Format

Send to

Choose Destination
Genitourin Med. 1991 Jun;67(3):215-9.

Women's health: potential for better coordination of services.

Author information

1
Birth Control Trust, London.

Abstract

OBJECTIVE:

To determine the proportion of women attending a genitourinary medicine clinic (GUMC) who are in need of contraception and the proportion of women attending a family planning clinic (FPC) who may require screening or treatment for sexually transmitted disease (STD).

DESIGN:

Cross-sectional survey.

SETTING:

A large FPC (17,600 attendances by women a year) and a large GUMC (20,060 attendances by women a year) in an inner London health district.

SUBJECTS:

All clients attending the two clinics in consecutive weeks (356 GUMC and 335 FPC). In addition a non-random cluster of other women attending the same clinics later in the year were interviewed in depth (21 GUMC and 20 FPC).

RESULTS:
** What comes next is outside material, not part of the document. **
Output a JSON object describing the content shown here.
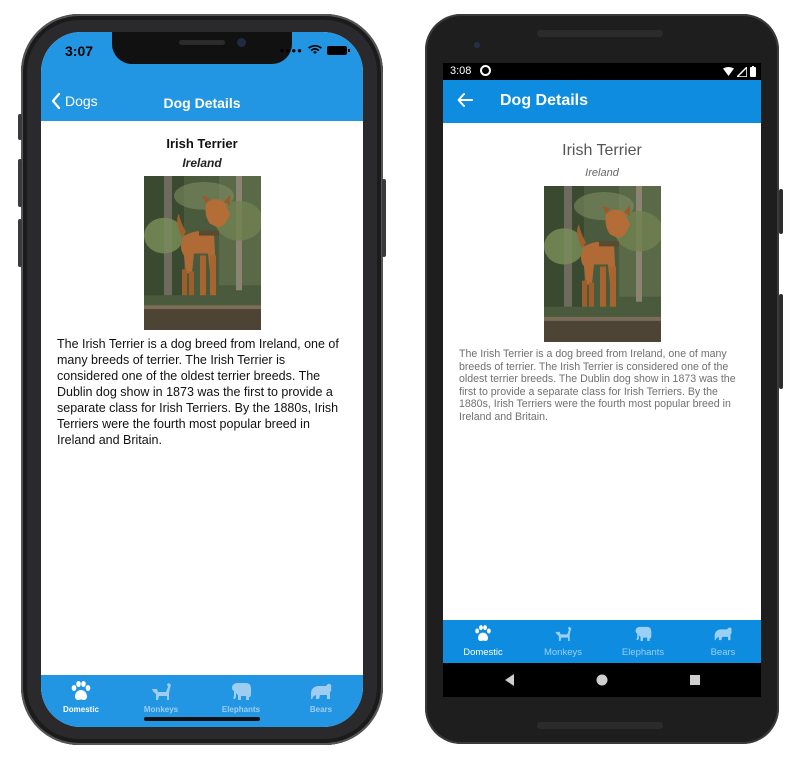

Of women at the GUMC 10.4% (95% CI 7.2-13.6) were at risk of unwanted pregnancy and not using contraception. Women aged under 20 years and women not registered with a general practitioner (GP) were more likely to be in this group. A further 13.8% may have been using contraception unreliably as they were not obtaining contraception from a GP or FPC. Of women at the FPC 1.8% (95% CI 0.3-3.2) complained of symptoms of genitourinary infection. In-depth interviews showed that some women assumed the staff at both clinics would counsel them in all aspects of sexual health.

CONCLUSIONS:

The opportunities presented at GUMCs to reduce the incidence of unwanted pregnancy and the opportunities presented at FPCs to reduce the incidence and prevalence of STD should not be missed.

PIP:

This study sought to determine the proportion of women attending a genitourinary medicine clinic (GUMC) who are in need of contraception and the proportion of women attending family planning clinics (FPC) who may require screening or treatment for sexually transmitted diseases (STDs). This cross-sectional survey conducted in an inner London health district focused on a large FPC (17,600 attendances by women/year) and a large GUMC (20,000 attendances by women/year). All clients investigated attended the 2 clinics in consecutive weeks (356 GUMC and 335 FPC). In addition, a nonrandom cluster of other women attending the same clinics later in the year were interviewed in depth (21 GUMC and 20 FPC). Of the women at the GUMC, 10.4% (95% CI 7.2-13.6) were at risk of unwanted pregnancy and were not using contraception. Women under age 20 and those not registered with a general practitioner (GP) were more likely to be in this group. A further 13.8% may have been using contraception unreliably since they had not obtained it from a GP or from the FPC. Of women at the FPC, 1.8% (95% CI 0.3-3.2) complained of symptoms of genitourinary infection. In-depth interviews showed that some women assumed the staff at both clinics would counsel them in all aspects of sexual health. The opportunities presented at GUMCs to reduce the incidence of unwanted pregnancy and the opportunities presented at FPCs to reduce the incidence and prevalence of STDs should not be missed.

PMID:
2071123
PMCID:
PMC1194675
[Indexed for MEDLINE]
Free PMC Article

Supplemental Content

Full text links

Icon for PubMed Central
Loading ...
Support Center